== RECORDS TO USE ==
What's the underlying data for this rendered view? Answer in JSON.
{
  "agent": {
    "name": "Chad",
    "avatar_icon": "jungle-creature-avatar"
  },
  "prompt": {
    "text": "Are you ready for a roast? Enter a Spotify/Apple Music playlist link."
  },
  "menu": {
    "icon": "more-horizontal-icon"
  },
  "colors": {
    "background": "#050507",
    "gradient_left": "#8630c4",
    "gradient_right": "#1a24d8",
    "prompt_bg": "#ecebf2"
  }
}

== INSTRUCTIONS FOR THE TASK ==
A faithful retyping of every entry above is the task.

== TASK ANSWER ==
What's the underlying data for this rendered view? Answer in JSON.
{
  "agent": {
    "name": "Chad",
    "avatar_icon": "jungle-creature-avatar"
  },
  "prompt": {
    "text": "Are you ready for a roast? Enter a Spotify/Apple Music playlist link."
  },
  "menu": {
    "icon": "more-horizontal-icon"
  },
  "colors": {
    "background": "#050507",
    "gradient_left": "#8630c4",
    "gradient_right": "#1a24d8",
    "prompt_bg": "#ecebf2"
  }
}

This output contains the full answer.